What to do
Among the records below, find the lines that contain "this" and copy each of them.

(Items from a dataset)
- - - - - - -

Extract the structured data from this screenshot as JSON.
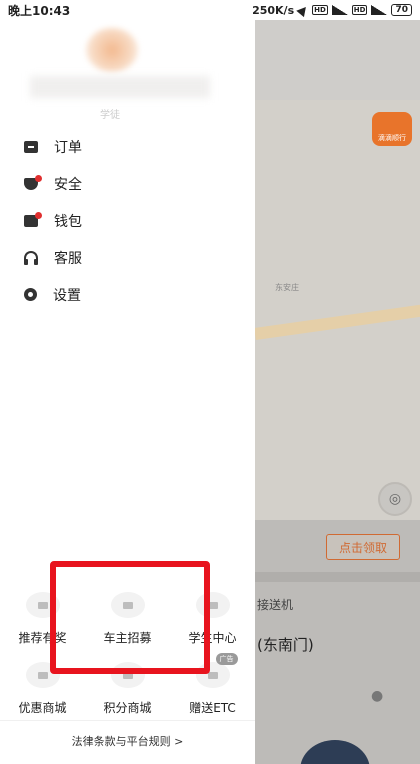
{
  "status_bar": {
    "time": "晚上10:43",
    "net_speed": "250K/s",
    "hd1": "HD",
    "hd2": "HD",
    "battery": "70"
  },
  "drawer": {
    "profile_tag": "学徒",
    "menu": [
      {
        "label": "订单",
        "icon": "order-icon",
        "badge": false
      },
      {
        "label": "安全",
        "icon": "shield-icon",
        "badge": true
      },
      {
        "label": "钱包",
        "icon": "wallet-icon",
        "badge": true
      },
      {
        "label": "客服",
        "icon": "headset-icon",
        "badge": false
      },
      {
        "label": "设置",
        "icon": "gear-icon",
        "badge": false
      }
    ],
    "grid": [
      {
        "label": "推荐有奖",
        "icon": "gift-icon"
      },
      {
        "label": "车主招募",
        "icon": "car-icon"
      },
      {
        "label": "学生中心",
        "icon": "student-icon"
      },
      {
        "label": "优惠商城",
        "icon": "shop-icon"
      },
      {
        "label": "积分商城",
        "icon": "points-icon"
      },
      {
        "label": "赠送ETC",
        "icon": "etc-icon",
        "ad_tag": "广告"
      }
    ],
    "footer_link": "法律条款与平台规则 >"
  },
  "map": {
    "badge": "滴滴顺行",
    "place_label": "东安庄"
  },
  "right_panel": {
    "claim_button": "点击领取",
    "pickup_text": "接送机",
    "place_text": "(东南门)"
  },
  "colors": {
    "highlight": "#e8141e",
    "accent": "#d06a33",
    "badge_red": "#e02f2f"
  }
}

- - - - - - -

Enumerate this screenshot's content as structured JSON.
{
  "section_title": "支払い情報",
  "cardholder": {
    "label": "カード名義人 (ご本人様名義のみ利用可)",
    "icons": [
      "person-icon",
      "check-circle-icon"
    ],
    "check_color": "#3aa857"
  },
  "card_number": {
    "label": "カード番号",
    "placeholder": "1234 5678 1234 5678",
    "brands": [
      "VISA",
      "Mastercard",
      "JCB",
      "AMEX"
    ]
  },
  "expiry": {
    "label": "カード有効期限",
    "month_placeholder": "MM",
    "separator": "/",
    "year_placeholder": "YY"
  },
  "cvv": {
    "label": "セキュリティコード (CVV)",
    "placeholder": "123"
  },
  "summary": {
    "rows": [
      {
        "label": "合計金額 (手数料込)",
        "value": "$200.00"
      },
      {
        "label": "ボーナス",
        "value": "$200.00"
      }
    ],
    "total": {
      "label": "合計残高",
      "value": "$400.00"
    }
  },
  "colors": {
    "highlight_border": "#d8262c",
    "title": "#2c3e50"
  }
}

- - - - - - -

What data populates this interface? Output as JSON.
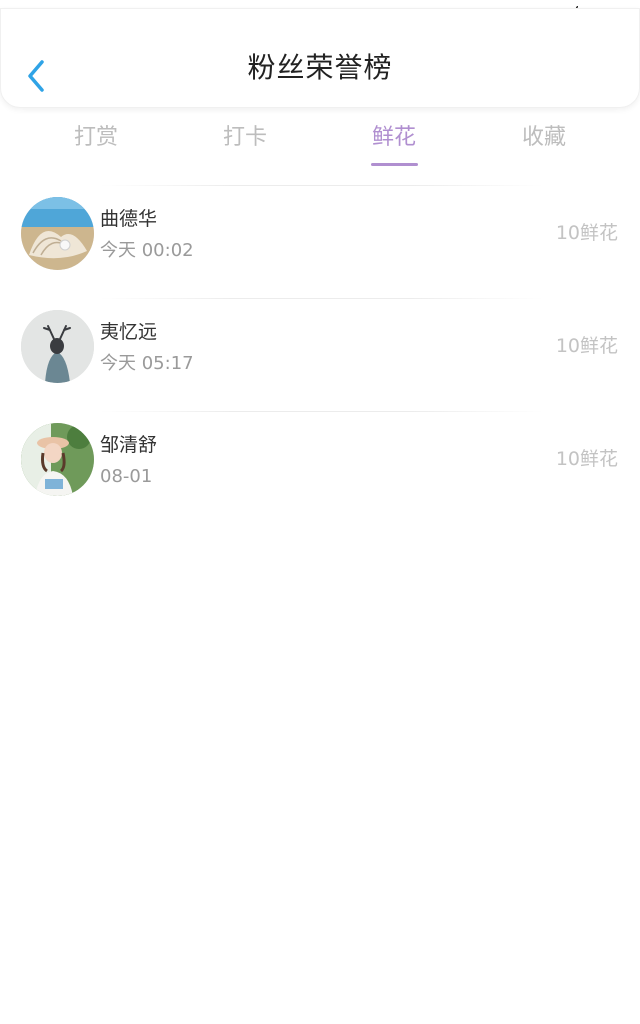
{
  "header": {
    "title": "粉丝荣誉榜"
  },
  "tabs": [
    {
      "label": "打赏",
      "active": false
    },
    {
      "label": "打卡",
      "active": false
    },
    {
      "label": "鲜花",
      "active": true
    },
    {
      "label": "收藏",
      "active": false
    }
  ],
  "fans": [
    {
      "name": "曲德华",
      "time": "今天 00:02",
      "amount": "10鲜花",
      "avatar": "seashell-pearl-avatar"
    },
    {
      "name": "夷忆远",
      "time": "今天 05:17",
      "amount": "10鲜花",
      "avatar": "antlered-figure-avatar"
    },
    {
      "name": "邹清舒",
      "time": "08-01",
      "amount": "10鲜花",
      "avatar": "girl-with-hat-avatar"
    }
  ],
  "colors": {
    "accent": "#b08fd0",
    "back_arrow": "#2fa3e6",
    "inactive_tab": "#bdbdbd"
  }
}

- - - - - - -

Exercise result
Extract the structured data from this screenshot as JSON.
Enumerate this screenshot's content as structured JSON.
What data populates this interface? Output as JSON.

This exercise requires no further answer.